Let’s take ‘Hatha’ Yoga. The word ‘Hatha’ is about duality. Ha means Sun: Tha means moon. The practice of Hatha Yoga is about balance through uniting opposites as represented by the sun and moon. The friction of opposites is part of our everyday life: warm-cool, male-female, good-evil. Understanding the metaphors of Yoga asanas and practicing them can facilitate harmonizing your physical and psychological opposites and bring you into greater inner balance.

Yoga asanas (postures, movements) are named for animals, plants, birds and even geometrical and geological structures. Each Yoga posture is like a hieroglyph. It contains nuggets of meaning related to its named entity. As with any movement, it can express associated qualities, characteristics and emotions. When you embody a particular Asana, you open yourself to change and challenge in that constellation of your nature. You deepen your understanding of yourself and even change how you express your life and being. Choose a posture and notice how you feel in that position. What comes up for you as you hold and breathe?

Try the Asana called “Cobra.” (If you aren’t familiar with Cobra, see: http://www.cnyhealingarts.com/2010/12/24/the-health-benefits-of-bhujangasana-cobra-pose/). What do snakes represent? Snakes bring up and symbolize many issues, especially fear. The Cobra opens the chest, which can hold many feelings and emotions including love, grief and fear. As you slip into the posture and hold for some time, you might begin to experience physical and/or emotional discomfort. If so, you are beginning to catalyze change in your inner status quo.

Whatever comes up, allow yourself to be with it, especially your fears, without denial or aversion. Instead of being a slave to fears, accept them as allies or teachers. “To stay alert and act wisely in the face of fear is to force that fear into the service of wisdom and power (Penny Kelly).” The practice of holding with awareness will take you on the path of renewal and resurrection, which is symbolized by the snake shedding its skin. Snakes are the essence of transformation and fluidity.

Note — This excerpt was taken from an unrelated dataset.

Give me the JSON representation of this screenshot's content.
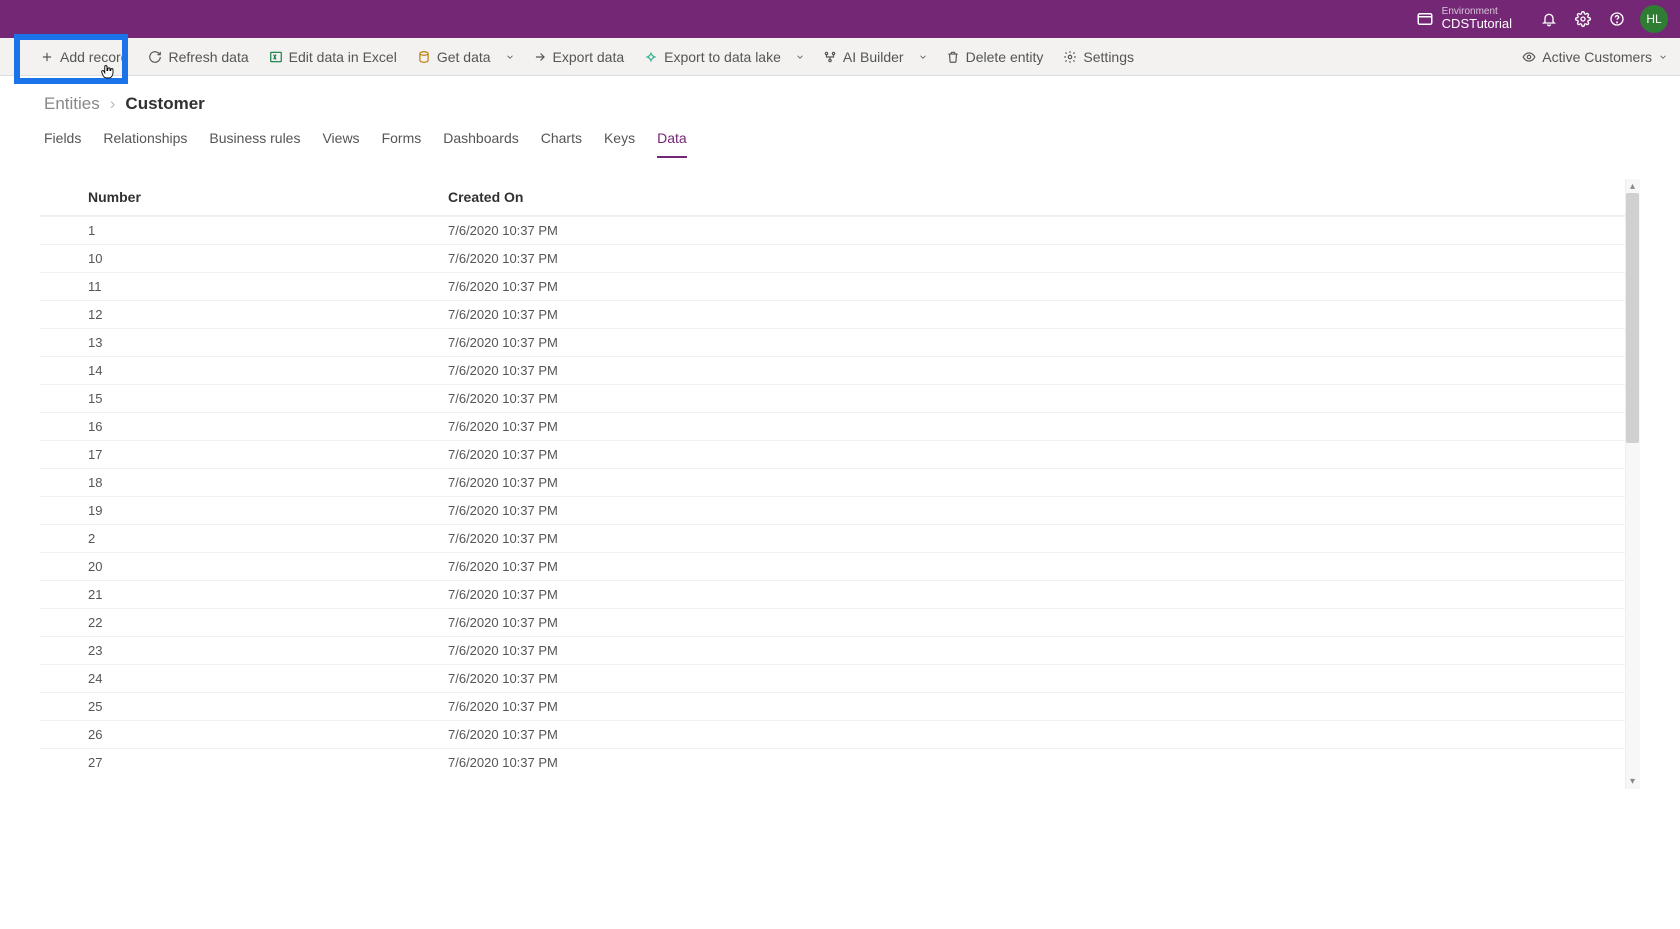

Study the movements of Yoga or Qigong. Think about the qualities and characteristics that you would like to strengthen, expand or have take root in yourself. Choose an animal movement that represents them; or create and explore movements that would embody these characteristics and qualities. Notice how you are affected. Feel yourself beginning to embrace Mother Nature at fresh and uncharted levels or your being.